Gunmen want $10,000 for Cameroon opposition leader’s agents

Tuesday April 23 2019


By Ndi Eugene Ndi

Gunmen who kidnapped the younger brother and two employees of Cameroon’s main opposition party leader are demanding a ransom of FCFA 6million ($10,290).

They are also demanding five guns in exchange for the three men, Ni John Fru Ndi, the chairman of the leading Social Democratic Front (SDF) party has disclosed.

Mr Fru Ndi told the media on Monday the abductors are members of an armed separatist group pushing for the independence of Cameroon’s English speaking regions and the creation of a new state called Ambazonia.

“They have said if I don’t give them FCFA 6 million ($10,290) with five guns, I shall never see my brother again. I have told them that if I don’t see my brother again, they themselves shall not see the light of day,” the Cameroon opposition leader explained.

He said they accuse him of sending the army after them.

“My cows were stolen a couple of weeks ago and as my junior brother and two other people were looking for these cows, some misguided Ambazonia fighters abducted them. The fighters are accusing me that I sent the Rapid Intervention Battalion (BIR) of the army after them,” Fru Ndi told Canal 2 English television. He denied sending the army after the separatist fighters.

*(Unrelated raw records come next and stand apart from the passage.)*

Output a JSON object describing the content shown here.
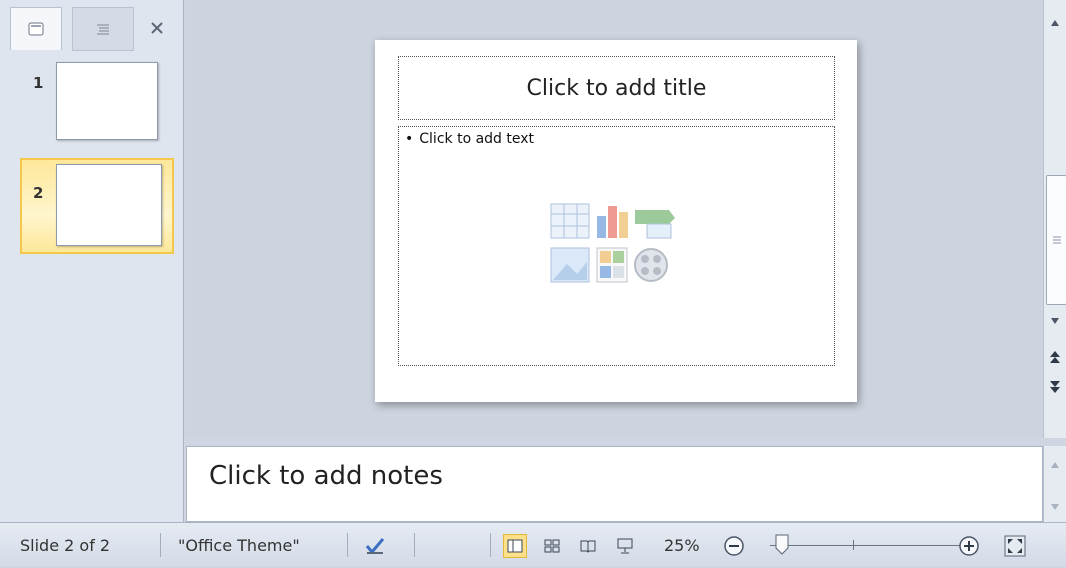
{
  "thumbnails": [
    {
      "number": "1",
      "selected": false
    },
    {
      "number": "2",
      "selected": true
    }
  ],
  "slide": {
    "title_placeholder": "Click to add title",
    "body_placeholder": "Click to add text"
  },
  "notes": {
    "placeholder": "Click to add notes"
  },
  "status_bar": {
    "slide_position": "Slide 2 of 2",
    "theme": "\"Office Theme\"",
    "zoom": "25%"
  },
  "colors": {
    "selection_fill": "#fde79a",
    "selection_border": "#f5c84b"
  },
  "icons": [
    "close-icon",
    "slides-tab-icon",
    "outline-tab-icon",
    "spell-check-icon",
    "normal-view-icon",
    "slide-sorter-icon",
    "reading-view-icon",
    "slideshow-icon",
    "zoom-out-icon",
    "zoom-in-icon",
    "fit-to-window-icon"
  ]
}
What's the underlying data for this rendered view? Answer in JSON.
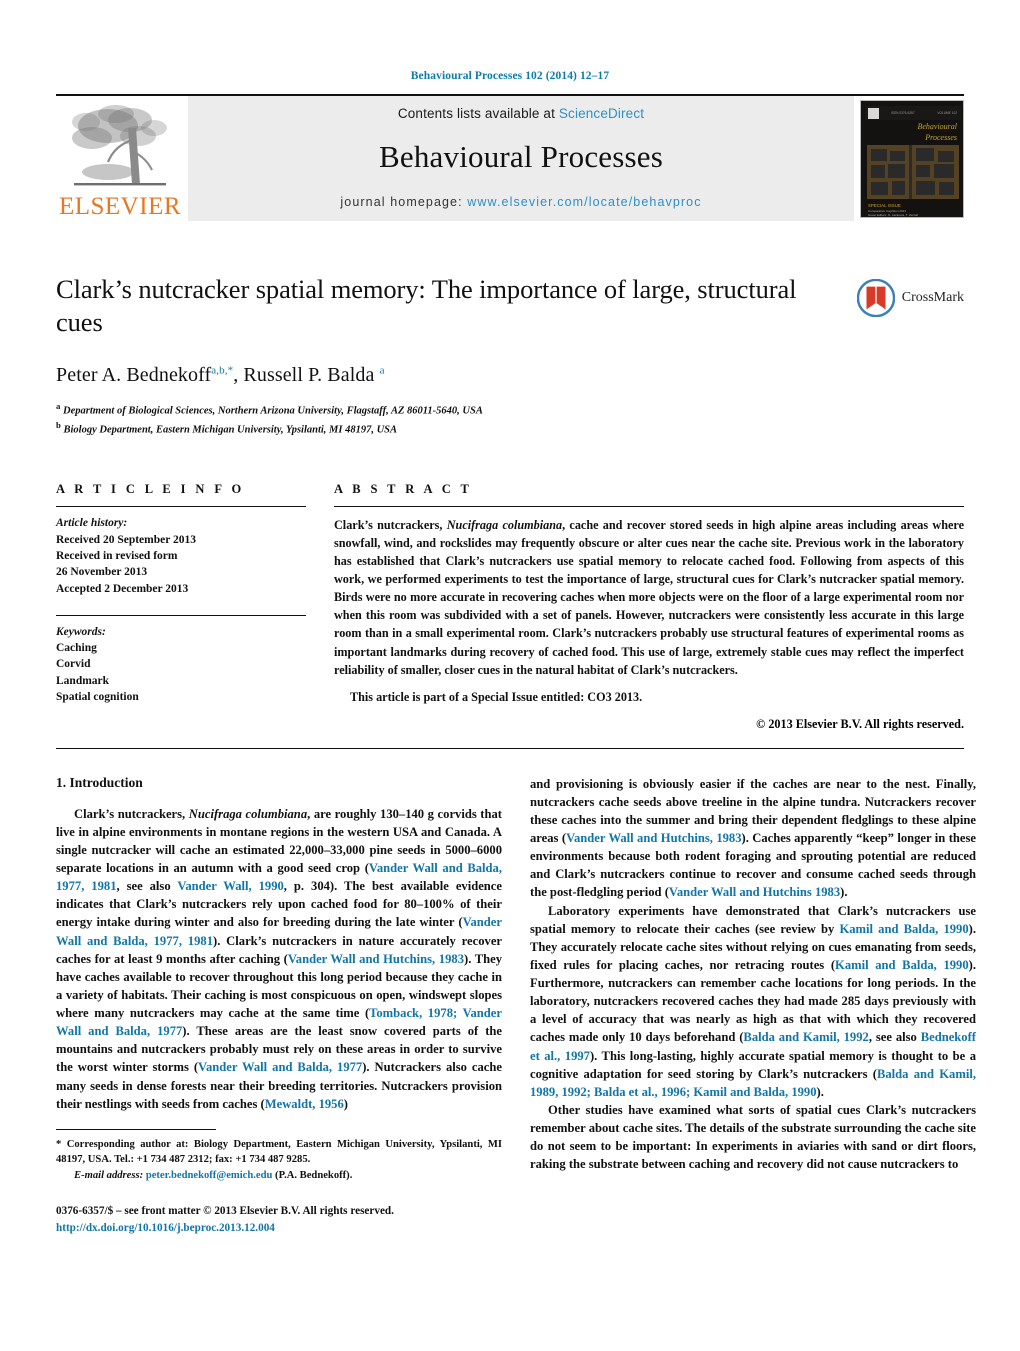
{
  "running_head": "Behavioural Processes 102 (2014) 12–17",
  "masthead": {
    "contents_prefix": "Contents lists available at ",
    "sciencedirect": "ScienceDirect",
    "journal_title": "Behavioural Processes",
    "homepage_label": "journal homepage: ",
    "homepage_url": "www.elsevier.com/locate/behavproc",
    "publisher_logo_text": "ELSEVIER",
    "cover_title_line1": "Behavioural",
    "cover_title_line2": "Processes",
    "accent_blue": "#2d8fc4",
    "elsevier_orange": "#E87722"
  },
  "article": {
    "title": "Clark’s nutcracker spatial memory: The importance of large, structural cues",
    "authors_html": "Peter A. Bednekoff<sup>a,b,</sup><sup class=\"ast\">*</sup>, Russell P. Balda <sup>a</sup>",
    "affiliation_a_marker": "a",
    "affiliation_a": "Department of Biological Sciences, Northern Arizona University, Flagstaff, AZ 86011-5640, USA",
    "affiliation_b_marker": "b",
    "affiliation_b": "Biology Department, Eastern Michigan University, Ypsilanti, MI 48197, USA",
    "crossmark_label": "CrossMark"
  },
  "article_info": {
    "heading": "A R T I C L E    I N F O",
    "history_label": "Article history:",
    "received": "Received 20 September 2013",
    "revised_label": "Received in revised form",
    "revised_date": "26 November 2013",
    "accepted": "Accepted 2 December 2013",
    "keywords_label": "Keywords:",
    "keywords": [
      "Caching",
      "Corvid",
      "Landmark",
      "Spatial cognition"
    ]
  },
  "abstract": {
    "heading": "A B S T R A C T",
    "body_html": "Clark’s nutcrackers, <i>Nucifraga columbiana</i>, cache and recover stored seeds in high alpine areas including areas where snowfall, wind, and rockslides may frequently obscure or alter cues near the cache site. Previous work in the laboratory has established that Clark’s nutcrackers use spatial memory to relocate cached food. Following from aspects of this work, we performed experiments to test the importance of large, structural cues for Clark’s nutcracker spatial memory. Birds were no more accurate in recovering caches when more objects were on the floor of a large experimental room nor when this room was subdivided with a set of panels. However, nutcrackers were consistently less accurate in this large room than in a small experimental room. Clark’s nutcrackers probably use structural features of experimental rooms as important landmarks during recovery of cached food. This use of large, extremely stable cues may reflect the imperfect reliability of smaller, closer cues in the natural habitat of Clark’s nutcrackers.",
    "special_issue": "This article is part of a Special Issue entitled: CO3 2013.",
    "copyright": "© 2013 Elsevier B.V. All rights reserved."
  },
  "main": {
    "section_heading": "1.  Introduction",
    "left_paragraphs_html": [
      "Clark’s nutcrackers, <i>Nucifraga columbiana</i>, are roughly 130–140 g corvids that live in alpine environments in montane regions in the western USA and Canada. A single nutcracker will cache an estimated 22,000–33,000 pine seeds in 5000–6000 separate locations in an autumn with a good seed crop (<span class=\"ref\">Vander Wall and Balda, 1977, 1981</span>, see also <span class=\"ref\">Vander Wall, 1990</span>, p. 304). The best available evidence indicates that Clark’s nutcrackers rely upon cached food for 80–100% of their energy intake during winter and also for breeding during the late winter (<span class=\"ref\">Vander Wall and Balda, 1977, 1981</span>). Clark’s nutcrackers in nature accurately recover caches for at least 9 months after caching (<span class=\"ref\">Vander Wall and Hutchins, 1983</span>). They have caches available to recover throughout this long period because they cache in a variety of habitats. Their caching is most conspicuous on open, windswept slopes where many nutcrackers may cache at the same time (<span class=\"ref\">Tomback, 1978; Vander Wall and Balda, 1977</span>). These areas are the least snow covered parts of the mountains and nutcrackers probably must rely on these areas in order to survive the worst winter storms (<span class=\"ref\">Vander Wall and Balda, 1977</span>). Nutcrackers also cache many seeds in dense forests near their breeding territories. Nutcrackers provision their nestlings with seeds from caches (<span class=\"ref\">Mewaldt, 1956</span>)"
    ],
    "right_paragraphs_html": [
      "and provisioning is obviously easier if the caches are near to the nest. Finally, nutcrackers cache seeds above treeline in the alpine tundra. Nutcrackers recover these caches into the summer and bring their dependent fledglings to these alpine areas (<span class=\"ref\">Vander Wall and Hutchins, 1983</span>). Caches apparently “keep” longer in these environments because both rodent foraging and sprouting potential are reduced and Clark’s nutcrackers continue to recover and consume cached seeds through the post-fledgling period (<span class=\"ref\">Vander Wall and Hutchins 1983</span>).",
      "Laboratory experiments have demonstrated that Clark’s nutcrackers use spatial memory to relocate their caches (see review by <span class=\"ref\">Kamil and Balda, 1990</span>). They accurately relocate cache sites without relying on cues emanating from seeds, fixed rules for placing caches, nor retracing routes (<span class=\"ref\">Kamil and Balda, 1990</span>). Furthermore, nutcrackers can remember cache locations for long periods. In the laboratory, nutcrackers recovered caches they had made 285 days previously with a level of accuracy that was nearly as high as that with which they recovered caches made only 10 days beforehand (<span class=\"ref\">Balda and Kamil, 1992</span>, see also <span class=\"ref\">Bednekoff et al., 1997</span>). This long-lasting, highly accurate spatial memory is thought to be a cognitive adaptation for seed storing by Clark’s nutcrackers (<span class=\"ref\">Balda and Kamil, 1989, 1992; Balda et al., 1996; Kamil and Balda, 1990</span>).",
      "Other studies have examined what sorts of spatial cues Clark’s nutcrackers remember about cache sites. The details of the substrate surrounding the cache site do not seem to be important: In experiments in aviaries with sand or dirt floors, raking the substrate between caching and recovery did not cause nutcrackers to"
    ]
  },
  "footnotes": {
    "corresponding_html": "<b>*</b>  Corresponding author at: Biology Department, Eastern Michigan University, Ypsilanti, MI 48197, USA. Tel.: +1 734 487 2312; fax: +1 734 487 9285.",
    "email_label": "E-mail address:",
    "email": "peter.bednekoff@emich.edu",
    "email_attrib": "(P.A. Bednekoff).",
    "issn_line": "0376-6357/$ – see front matter © 2013 Elsevier B.V. All rights reserved.",
    "doi": "http://dx.doi.org/10.1016/j.beproc.2013.12.004"
  }
}
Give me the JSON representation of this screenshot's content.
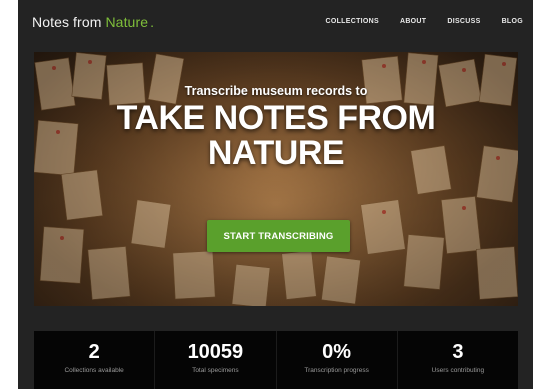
{
  "header": {
    "logo_text": "Notes from",
    "logo_accent": "Nature",
    "logo_dot": ".",
    "nav": [
      "COLLECTIONS",
      "ABOUT",
      "DISCUSS",
      "BLOG"
    ]
  },
  "hero": {
    "subtitle": "Transcribe museum records to",
    "title_line1": "TAKE NOTES FROM",
    "title_line2": "NATURE",
    "cta_label": "START TRANSCRIBING"
  },
  "stats": [
    {
      "value": "2",
      "label": "Collections available"
    },
    {
      "value": "10059",
      "label": "Total specimens"
    },
    {
      "value": "0%",
      "label": "Transcription progress"
    },
    {
      "value": "3",
      "label": "Users contributing"
    }
  ],
  "colors": {
    "accent": "#7fbf3a",
    "button": "#5aa02c",
    "background": "#232323"
  }
}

Kidnappings for ransom have become common amid the growing unrest between separatist groups and government troops in the English speaking Northwest and Southwest regions of Cameroon.

Last month, the separatists abducted a former government minister, Ngafesson Emmanuel Bantar. Local media reported that the family of the former secretary of state in the Ministry of Justice in charge of prison administration paid a ransom of FCFA 10 million ($17,150) to secure his release two weeks after his abduction.

Violence erupted in the Cameroon’s two English speaking regions when an industrial strike by aggrieved lawyers and teachers in 2016 over perceived marginalization turned into a clamour by armed separatists for outright independence of the region.

Ambazonia, as the separatists identify the region, was administered as part of Nigeria as a UN trust territory under British control prior to reunification.

In November last year, the International Crisis Group (ICG) reported that the fighting had already killed between 450 to 500 civilians, 185 members of the security forces and hundreds of armed separatists.

ICG estimated that around 10 armed separatist groups had gained control of “large rural areas and a number of main roads” in the two English speaking regions.